Have you ever wondered why in big organizations actually you don’t have job descriptions? In particular, for the more senior roles, there are no job descriptions. The reason is because it’s not carved in stone what needs to be done.
So small-minded people go and complain about this. They go to HR and they say, “I need a job description because I need to be knowing for my evaluation what I should be doing.” And they also think for themselves, “I need a job description because if a head hunter calls me up, then I need to be able to say what I’m doing.” But that’s not you, because you have to see the opportunity. You can shape your job. It’s a beautiful thing to realize that you can actually shape your job.
So just do it. What’s standing in your way?
This is the most important advice that I give as a mentor to people joining an organization. I tell them that the single most important thing that will make you stand out more than anything else as a leader in an organization is taking initiative. Because people want those who actually have the courage and the drive to move things forward. They want those people who bend the rules, not break the rules of course, but to bend the rules and who inspire and energize others to follow them.

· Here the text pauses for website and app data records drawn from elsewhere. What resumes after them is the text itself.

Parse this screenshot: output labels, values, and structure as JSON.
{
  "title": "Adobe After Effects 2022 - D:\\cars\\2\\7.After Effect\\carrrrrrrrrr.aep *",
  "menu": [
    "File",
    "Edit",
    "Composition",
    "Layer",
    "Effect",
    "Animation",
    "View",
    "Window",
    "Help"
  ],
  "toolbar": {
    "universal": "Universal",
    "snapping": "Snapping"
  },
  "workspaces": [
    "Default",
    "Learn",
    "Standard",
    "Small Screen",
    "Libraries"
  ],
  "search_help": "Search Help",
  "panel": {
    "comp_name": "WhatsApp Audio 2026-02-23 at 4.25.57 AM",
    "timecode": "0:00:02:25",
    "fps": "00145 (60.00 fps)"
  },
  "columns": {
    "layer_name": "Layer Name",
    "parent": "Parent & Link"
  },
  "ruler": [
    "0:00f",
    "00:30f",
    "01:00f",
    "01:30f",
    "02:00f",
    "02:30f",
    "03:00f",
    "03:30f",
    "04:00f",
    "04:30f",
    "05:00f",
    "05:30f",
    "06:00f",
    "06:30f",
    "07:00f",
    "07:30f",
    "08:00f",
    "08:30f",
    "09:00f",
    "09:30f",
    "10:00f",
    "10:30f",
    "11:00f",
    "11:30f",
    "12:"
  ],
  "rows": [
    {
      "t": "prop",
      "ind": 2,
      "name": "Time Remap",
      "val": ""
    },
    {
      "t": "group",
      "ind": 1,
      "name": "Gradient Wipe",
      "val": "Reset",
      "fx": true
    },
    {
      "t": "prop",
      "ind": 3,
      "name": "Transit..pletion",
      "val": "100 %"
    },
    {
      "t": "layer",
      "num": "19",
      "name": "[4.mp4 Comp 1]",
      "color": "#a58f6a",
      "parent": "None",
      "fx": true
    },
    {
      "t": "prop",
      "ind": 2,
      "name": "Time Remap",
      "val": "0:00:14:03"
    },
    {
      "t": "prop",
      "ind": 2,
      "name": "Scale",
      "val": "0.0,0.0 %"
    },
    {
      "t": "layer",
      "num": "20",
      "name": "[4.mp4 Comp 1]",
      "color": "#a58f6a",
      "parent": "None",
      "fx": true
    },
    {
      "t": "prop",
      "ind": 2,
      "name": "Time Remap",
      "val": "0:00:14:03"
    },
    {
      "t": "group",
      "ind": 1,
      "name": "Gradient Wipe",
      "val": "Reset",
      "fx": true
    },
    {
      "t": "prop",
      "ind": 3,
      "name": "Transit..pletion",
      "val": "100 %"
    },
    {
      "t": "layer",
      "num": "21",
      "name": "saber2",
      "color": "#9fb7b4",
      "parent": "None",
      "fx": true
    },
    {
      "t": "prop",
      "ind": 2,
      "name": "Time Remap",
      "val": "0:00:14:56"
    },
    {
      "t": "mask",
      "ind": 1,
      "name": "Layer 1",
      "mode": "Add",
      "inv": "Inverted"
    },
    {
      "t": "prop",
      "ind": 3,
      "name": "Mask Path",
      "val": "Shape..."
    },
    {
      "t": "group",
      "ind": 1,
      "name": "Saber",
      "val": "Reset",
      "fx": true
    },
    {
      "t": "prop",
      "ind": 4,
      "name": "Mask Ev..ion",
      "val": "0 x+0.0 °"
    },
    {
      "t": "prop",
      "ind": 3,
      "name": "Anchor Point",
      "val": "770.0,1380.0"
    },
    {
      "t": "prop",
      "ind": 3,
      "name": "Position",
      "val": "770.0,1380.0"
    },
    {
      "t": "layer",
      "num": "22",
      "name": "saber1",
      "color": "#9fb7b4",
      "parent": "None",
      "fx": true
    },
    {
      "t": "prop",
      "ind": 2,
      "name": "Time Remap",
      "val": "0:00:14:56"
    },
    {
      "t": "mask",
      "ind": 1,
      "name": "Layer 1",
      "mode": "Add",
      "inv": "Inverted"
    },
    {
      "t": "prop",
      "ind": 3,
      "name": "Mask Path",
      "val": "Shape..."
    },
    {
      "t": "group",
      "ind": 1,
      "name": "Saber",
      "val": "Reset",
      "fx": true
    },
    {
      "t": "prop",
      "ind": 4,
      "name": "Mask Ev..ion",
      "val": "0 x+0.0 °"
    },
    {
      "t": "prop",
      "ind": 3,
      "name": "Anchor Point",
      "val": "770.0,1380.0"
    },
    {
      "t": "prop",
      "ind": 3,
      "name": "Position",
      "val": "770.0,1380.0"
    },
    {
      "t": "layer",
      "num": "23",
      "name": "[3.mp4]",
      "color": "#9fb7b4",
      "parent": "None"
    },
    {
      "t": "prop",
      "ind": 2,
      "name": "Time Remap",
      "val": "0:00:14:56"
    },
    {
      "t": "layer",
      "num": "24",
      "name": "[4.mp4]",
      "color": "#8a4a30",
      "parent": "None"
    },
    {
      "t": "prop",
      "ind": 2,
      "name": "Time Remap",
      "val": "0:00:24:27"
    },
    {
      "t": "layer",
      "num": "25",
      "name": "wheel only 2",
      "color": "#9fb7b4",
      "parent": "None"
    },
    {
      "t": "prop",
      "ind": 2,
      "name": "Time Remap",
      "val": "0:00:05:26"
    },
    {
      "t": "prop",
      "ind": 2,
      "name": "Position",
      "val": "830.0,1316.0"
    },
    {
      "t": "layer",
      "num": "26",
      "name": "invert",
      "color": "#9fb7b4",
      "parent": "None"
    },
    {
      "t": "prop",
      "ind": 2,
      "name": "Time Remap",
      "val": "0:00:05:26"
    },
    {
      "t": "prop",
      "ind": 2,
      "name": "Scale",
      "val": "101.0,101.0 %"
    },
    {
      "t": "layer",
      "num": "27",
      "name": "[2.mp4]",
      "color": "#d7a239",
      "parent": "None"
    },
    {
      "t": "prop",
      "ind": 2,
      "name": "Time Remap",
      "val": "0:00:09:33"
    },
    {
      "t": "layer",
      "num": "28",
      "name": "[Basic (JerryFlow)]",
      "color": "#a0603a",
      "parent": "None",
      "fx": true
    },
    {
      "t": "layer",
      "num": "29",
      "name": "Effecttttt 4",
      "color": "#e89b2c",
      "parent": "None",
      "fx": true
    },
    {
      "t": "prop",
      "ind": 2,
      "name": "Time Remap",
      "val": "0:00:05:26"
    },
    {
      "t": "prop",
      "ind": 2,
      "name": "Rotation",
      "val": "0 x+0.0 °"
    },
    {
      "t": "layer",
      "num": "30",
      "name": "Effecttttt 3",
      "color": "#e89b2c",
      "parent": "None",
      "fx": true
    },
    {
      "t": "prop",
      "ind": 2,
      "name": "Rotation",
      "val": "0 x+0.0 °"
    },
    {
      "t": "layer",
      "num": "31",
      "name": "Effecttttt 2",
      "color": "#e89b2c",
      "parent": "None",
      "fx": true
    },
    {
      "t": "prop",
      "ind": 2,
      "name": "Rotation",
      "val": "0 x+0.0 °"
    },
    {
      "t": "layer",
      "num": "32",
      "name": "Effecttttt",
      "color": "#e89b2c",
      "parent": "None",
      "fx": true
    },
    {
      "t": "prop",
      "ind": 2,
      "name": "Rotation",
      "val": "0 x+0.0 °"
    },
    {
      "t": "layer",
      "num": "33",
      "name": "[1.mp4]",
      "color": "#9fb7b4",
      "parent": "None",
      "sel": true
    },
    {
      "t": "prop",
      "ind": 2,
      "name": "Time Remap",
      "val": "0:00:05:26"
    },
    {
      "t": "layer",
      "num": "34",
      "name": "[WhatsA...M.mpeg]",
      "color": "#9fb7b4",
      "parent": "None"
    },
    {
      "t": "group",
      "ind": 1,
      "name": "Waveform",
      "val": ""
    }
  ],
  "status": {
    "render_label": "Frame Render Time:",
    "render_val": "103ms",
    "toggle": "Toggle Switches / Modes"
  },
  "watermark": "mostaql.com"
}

So, when was the last time that you did something like this? When was the last time that you stepped up? When was the last time that you raised your hand and you defined what success would look like for you?
This is what I want you to do. In fact, this is what you need to do in order to succeed in an organization. Every time you get into a new job, be it through a promotion, be it through a re-organization, be it if you change companies. What I want you to do is you have to define your footprint.
You need to define what success looks like for you at the end of a period. Imagine yourself for instance going on an assignment, a one-year period or a rotation. Even if you go to another company, see it for a moment as a limited, temporary thing. By the end of a certain time frame, what would you like to have accomplished? What would you be proud of looking back? What would you like to put in your CV at the end of the day? What is the change you want to make?
Most importantly, what is worth your energy and your time? Let me say this one more time because it’s fundamentally important. What is worth your energy and your time?
Because, see, you are trading in your best time of the day anyway for work. You are working 9 to 5, the most prolific, the most awake hours, the most productive hours, the best hours of your day. There’s not much left when you get home after work.
There’s nothing in your contract that tells you not to put your soul into those 9 to 5 hours, or not to put your stamp onto those 9 to 5 hours.
You can define your job and this is what you need to do. Because, not only will this give you direction, serve you as compass and provide the understanding of what you have to do. It will give you some possibility and strength to persevere when the things get tough, and it will flex your profile. It will give you some confidence, and most importantly, it will grow you personally.
This is what Steve Jobs said very nicely in one of his speeches. He said, “Once you realize that you have this possibility to change the world, once you realize that if you put your finger in the world and there’s another dent coming out on the other side, there’s no going back. You will love it. You will get addicted to be able to make this change.”
So assume it, own it. Own this possibility to choose and to shape your job. So claim back your work, my friends. It is the time for you to shine. You are good enough. You know absolutely enough, so go ahead and do it.
Having said that, I wanted to thank you very much for watching this until the very end. I hope it was helpful for you, I hope it was serving, and I hope it gave you some nice ideas and some new ways of thinking about things at work. If you liked it, please subscribe. Otherwise, until the next blog post, I wish you a wonderful, wonderful day. Take care.